The convention was excellent, and a couple of speakers provided some useful (and informed) input into the debate about climate change, global warming, and what we are and could be doing about both. The 2007 convention will have the environment as its main focus, and I am looking forward to hearing speakers from all parts of the spectrum. This is something which we might have only one chance to get right, and (unlike, say, Holocaust denial and the people who deny the existence of AIDS or mental illness) there are respected scientists with differing views who can all make useful contributions to the debate.
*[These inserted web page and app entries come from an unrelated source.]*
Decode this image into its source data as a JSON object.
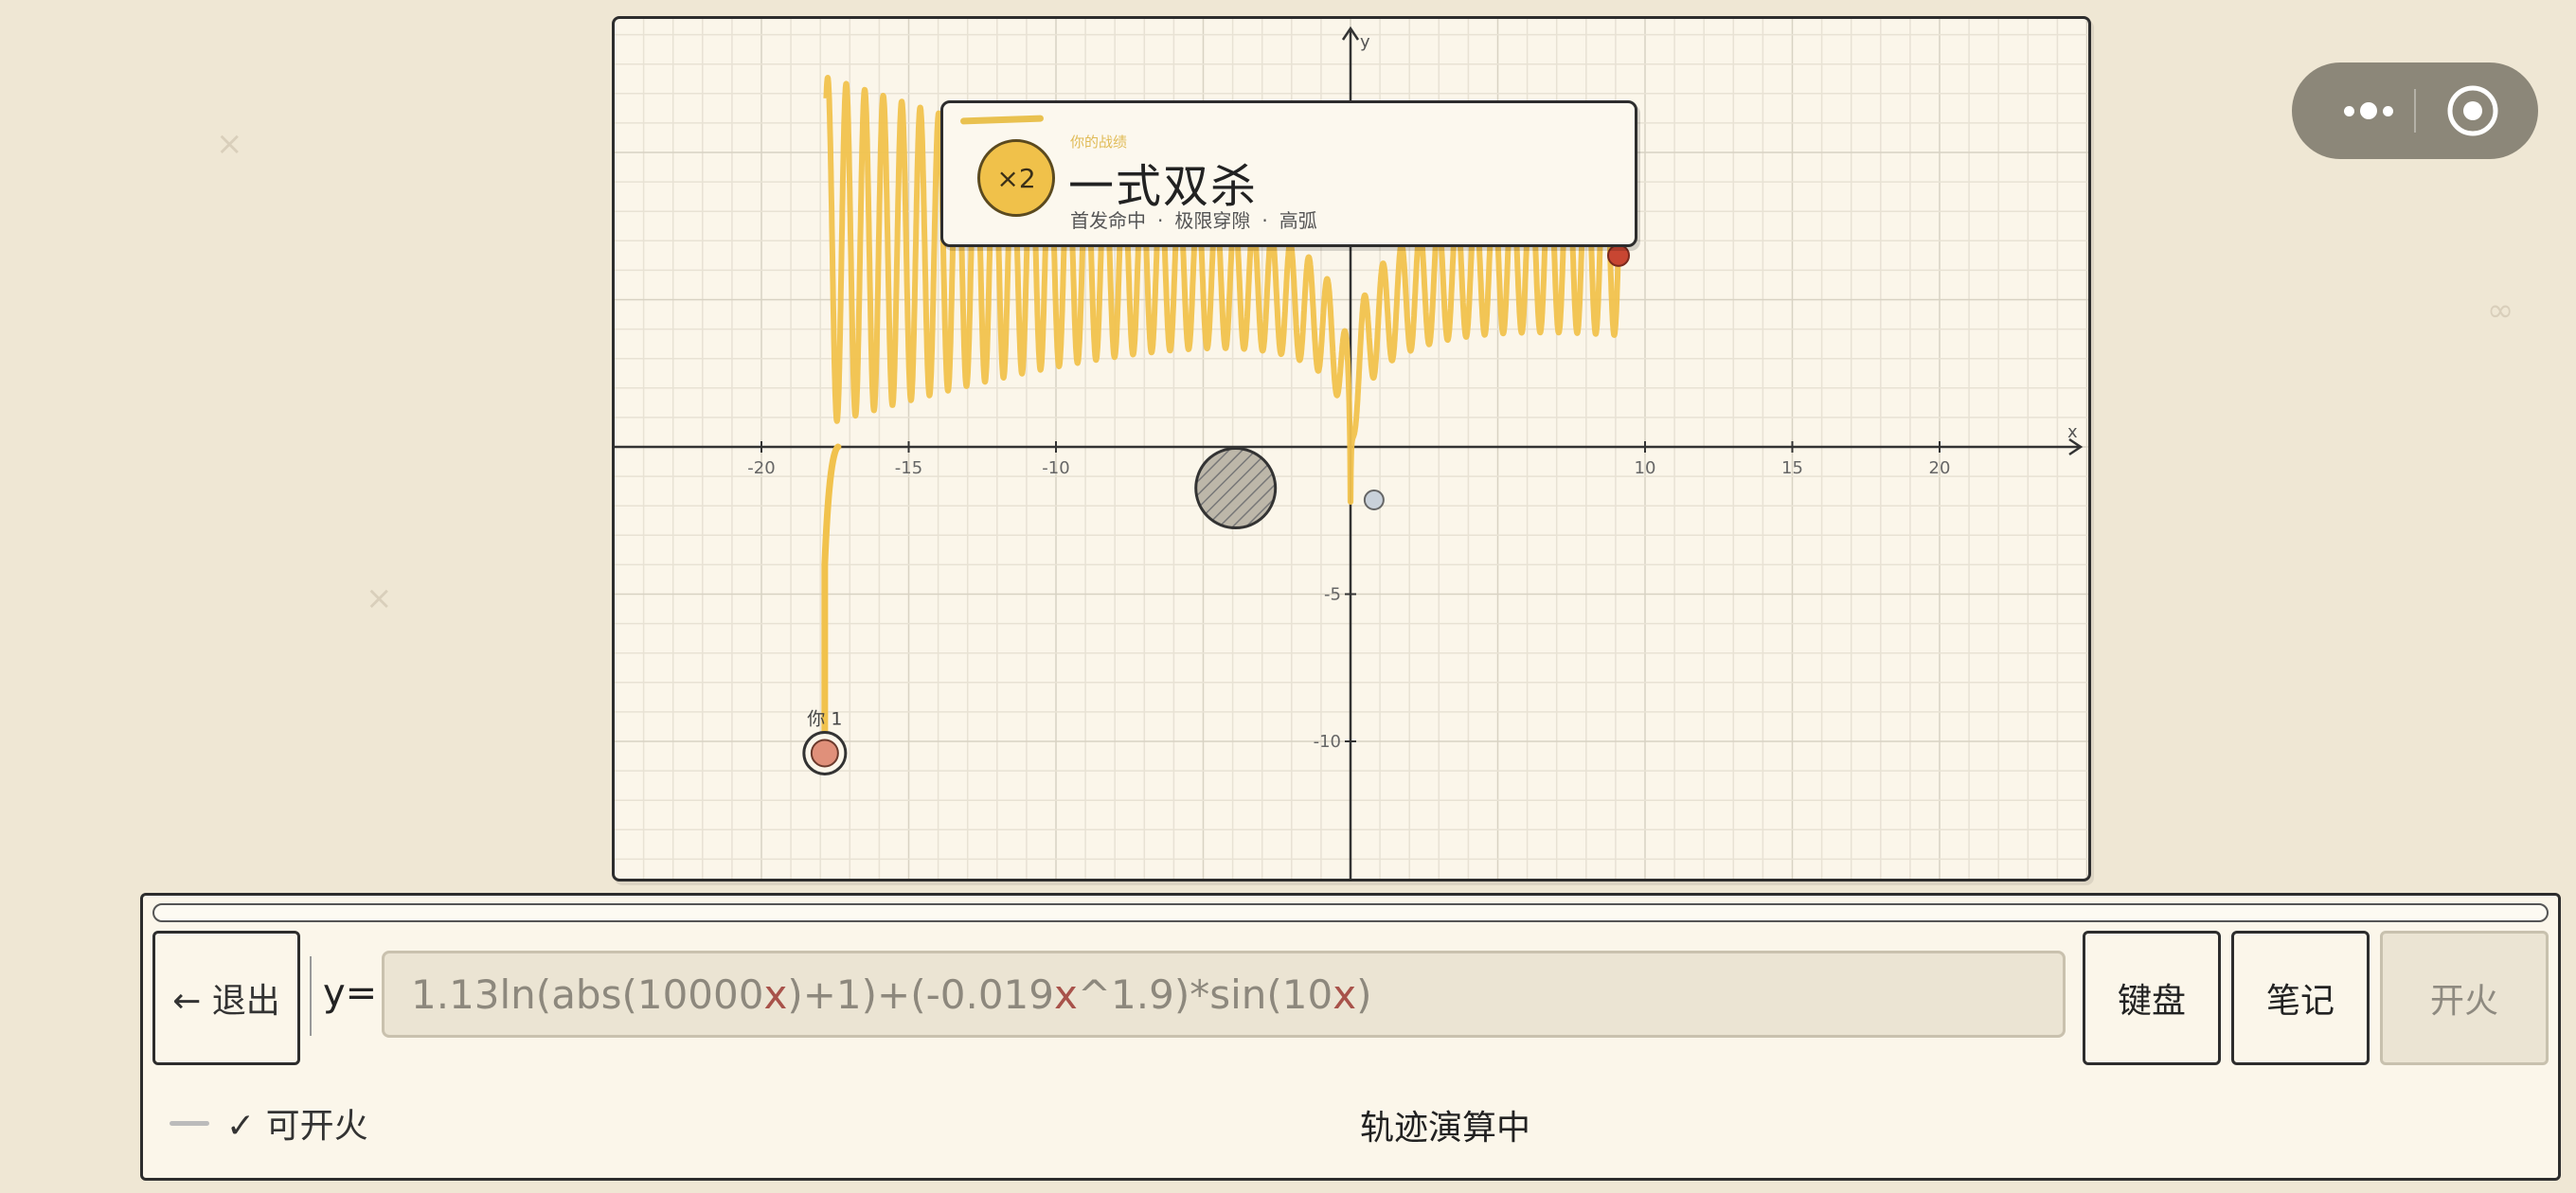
{
  "board": {
    "x_ticks": [
      "-20",
      "-15",
      "-10",
      "10",
      "15",
      "20"
    ],
    "y_ticks": [
      "-5",
      "-10"
    ],
    "x_axis_label": "x",
    "y_axis_label": "y",
    "player_label": "你 1",
    "curve_color": "#f1c24d",
    "enemy_color": "#c84632"
  },
  "card": {
    "kicker": "你的战绩",
    "medal": "×2",
    "title": "一式双杀",
    "tags": [
      "首发命中",
      "极限穿隙",
      "高弧"
    ]
  },
  "panel": {
    "exit_label": "← 退出",
    "y_prefix": "y=",
    "formula_parts": [
      "1.13ln(abs(10000",
      "x",
      ")+1)+(-0.019",
      "x",
      "^1.9)*sin(10",
      "x",
      ")"
    ],
    "keyboard_label": "键盘",
    "notes_label": "笔记",
    "fire_label": "开火",
    "status_left": "✓ 可开火",
    "status_center": "轨迹演算中"
  }
}
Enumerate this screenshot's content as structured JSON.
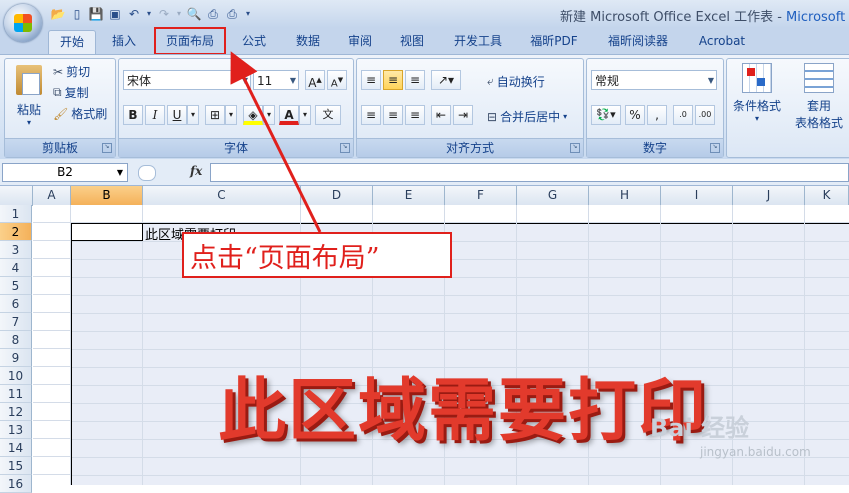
{
  "window": {
    "title": "新建 Microsoft Office Excel 工作表 - ",
    "app": "Microsoft"
  },
  "qat": {
    "icons": [
      "open-icon",
      "new-icon",
      "save-icon",
      "print-preview-icon",
      "undo-icon",
      "redo-icon",
      "print-icon",
      "print2-icon",
      "customize-icon"
    ]
  },
  "tabs": [
    "开始",
    "插入",
    "页面布局",
    "公式",
    "数据",
    "审阅",
    "视图",
    "开发工具",
    "福昕PDF",
    "福昕阅读器",
    "Acrobat"
  ],
  "active_tab": "开始",
  "highlighted_tab": "页面布局",
  "ribbon": {
    "clipboard": {
      "label": "剪贴板",
      "paste": "粘贴",
      "cut": "剪切",
      "copy": "复制",
      "format_painter": "格式刷"
    },
    "font": {
      "label": "字体",
      "font_name": "宋体",
      "font_size": "11"
    },
    "alignment": {
      "label": "对齐方式",
      "wrap_text": "自动换行",
      "merge_center": "合并后居中"
    },
    "number": {
      "label": "数字",
      "format": "常规",
      "percent": "%",
      "comma": ","
    },
    "styles": {
      "conditional": "条件格式",
      "table_format_1": "套用",
      "table_format_2": "表格格式"
    }
  },
  "formula_bar": {
    "name_box": "B2",
    "fx": "fx",
    "content": ""
  },
  "columns": [
    "A",
    "B",
    "C",
    "D",
    "E",
    "F",
    "G",
    "H",
    "I",
    "J",
    "K"
  ],
  "selected_column": "B",
  "rows": [
    "1",
    "2",
    "3",
    "4",
    "5",
    "6",
    "7",
    "8",
    "9",
    "10",
    "11",
    "12",
    "13",
    "14",
    "15",
    "16"
  ],
  "selected_row": "2",
  "cell_c2": "此区域需要打印",
  "annotation": "点击“页面布局”",
  "big_text": "此区域需要打印",
  "watermark": {
    "main": "Bai  经验",
    "url": "jingyan.baidu.com"
  },
  "colors": {
    "accent_red": "#e0201c",
    "big_text": "#e23a2c",
    "selected_header": "#f4b15a",
    "ribbon_blue": "#15428b"
  }
}
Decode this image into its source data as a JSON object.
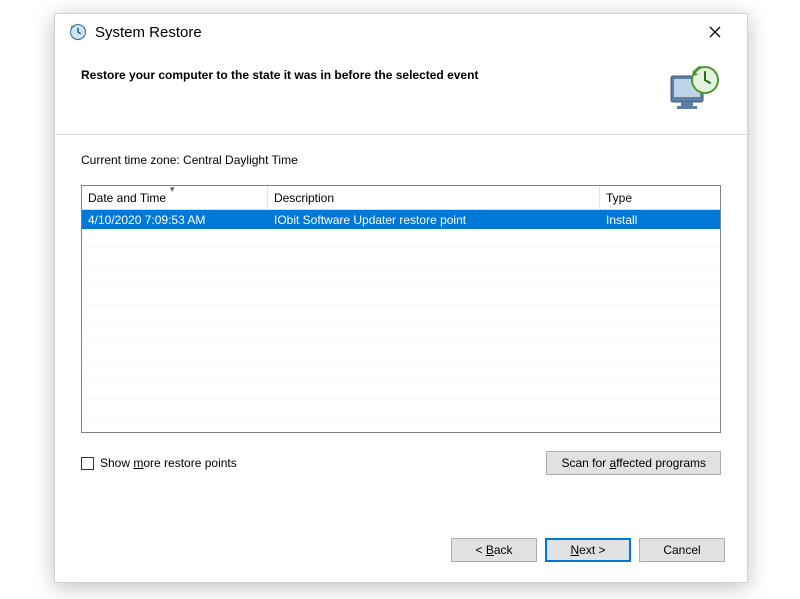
{
  "title": "System Restore",
  "header_text": "Restore your computer to the state it was in before the selected event",
  "timezone_label": "Current time zone: Central Daylight Time",
  "columns": {
    "datetime": "Date and Time",
    "description": "Description",
    "type": "Type"
  },
  "rows": [
    {
      "datetime": "4/10/2020 7:09:53 AM",
      "description": "IObit Software Updater restore point",
      "type": "Install",
      "selected": true
    }
  ],
  "show_more_label_pre": "Show ",
  "show_more_label_u": "m",
  "show_more_label_post": "ore restore points",
  "scan_label_pre": "Scan for ",
  "scan_label_u": "a",
  "scan_label_post": "ffected programs",
  "back_u": "B",
  "back_post": "ack",
  "back_pre": "< ",
  "next_u": "N",
  "next_post": "ext >",
  "cancel_label": "Cancel"
}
My own position is that while I might joke about how global warming could benefit me by moving Ratbag Castle from the middle of Sydney to the eastern suburbs and a water frontage, it will be no joke if we really do get it wrong and Manhattan, Melbourne and most of Bangladesh disappear. This is one case where I believe that the precautionary principle should be employed and if we can reduce greenhouse gas emissions we should, but we have to be wary of extremists on both sides of the argument.
The other main thrust of the convention was the media and how it interacts with and can be used by the skeptical and critical thinking movement to spread the word. Unfortunately, I came back from the convention to find that Australia's most respected television network is replacing its premier science program over the summer break with a series touting the successes of psychic investigators. I don't mean people who investigate psychics – the show is about people who use psychic powers to do the investigating. This time of year is called the "silly season" in medialand, but I never expected the Australian Broadcasting Corporation to be at the vanguard of the silliness.
It is traditional to award two prizes at the Australian Skeptics convention – Skeptic of the Year and the Bent Spoon. The name of the first award doesn't leave room for much confusion, and the 2006 Skeptic of the Year is Dr Karl Kruszelnicki. Dr Karl works for the ABC (among other jobs) and wears colourful shirts, so nothing more needs to be said to explain his win. The Bent Spoon Award is "presented to the perpetrator of the most preposterous piece of paranormal or pseudoscientific piffle" and this year went collectively to the retail pharmacists of Australia for their practice of overcoming both their professional training and cognitive dissonance to sell homeopathy and other nonsense alongside real medicines.
This convention was also the occasion for the announcement of the inaugural Australian Skeptics Prize for Critical Thinking, which went to Dr Martin Bridgstock for his university course encouraging critical thinking. A special award was made to Kylie Sturgess, a high-school English teacher, who has managed to teach thinking in an English class rather than a science class.
You can hear some of the voices from the convention here
Updates and catchups (25/11/2006)
Here are some follow-ups to things which have been mentioned here in the past:
Email of the week (25/11/2006)Don't you just love this? I don't like scamsters selling sugar and pretending that it can cure things, and that makes me a homosexual? I think this email says much more about the mental state of the writer than it does about me.
Date: Mon, 13 Nov 2006 22:57:23 -0600
Subject: About mannatech
From: Harrison Salisbury
You're a homo--you have no idea how well glyco helps the body. Wow! Stop fighting that which is doing so much good. It will knock you're socks off if you looked at it without the pride barrier.
Is he talking about gay pride? You can see more about the Mannatech scam here.
Just for fun (25/11/2006)
My friend Richard from the Mystery Investigators has suggested building a collection of photographs of skeptics reading Richard Dawkins' latest book, The God Delusion, in different places. I hope to have a review of the book here shortly (as well as a review of Unintelligent Design by Robyn Williams), but in the meantime, here is Cody The Religion Hating Dog relaxing on my front porch and waiting for the next Bible-thumper to come along. The reason I say "religion-hating" is that the JWs and Mormons don't need to ring the bell to tell me they are about to start proselytising because I wouldn't hear it anyway over the barking, growling and other signs of doggy displeasure.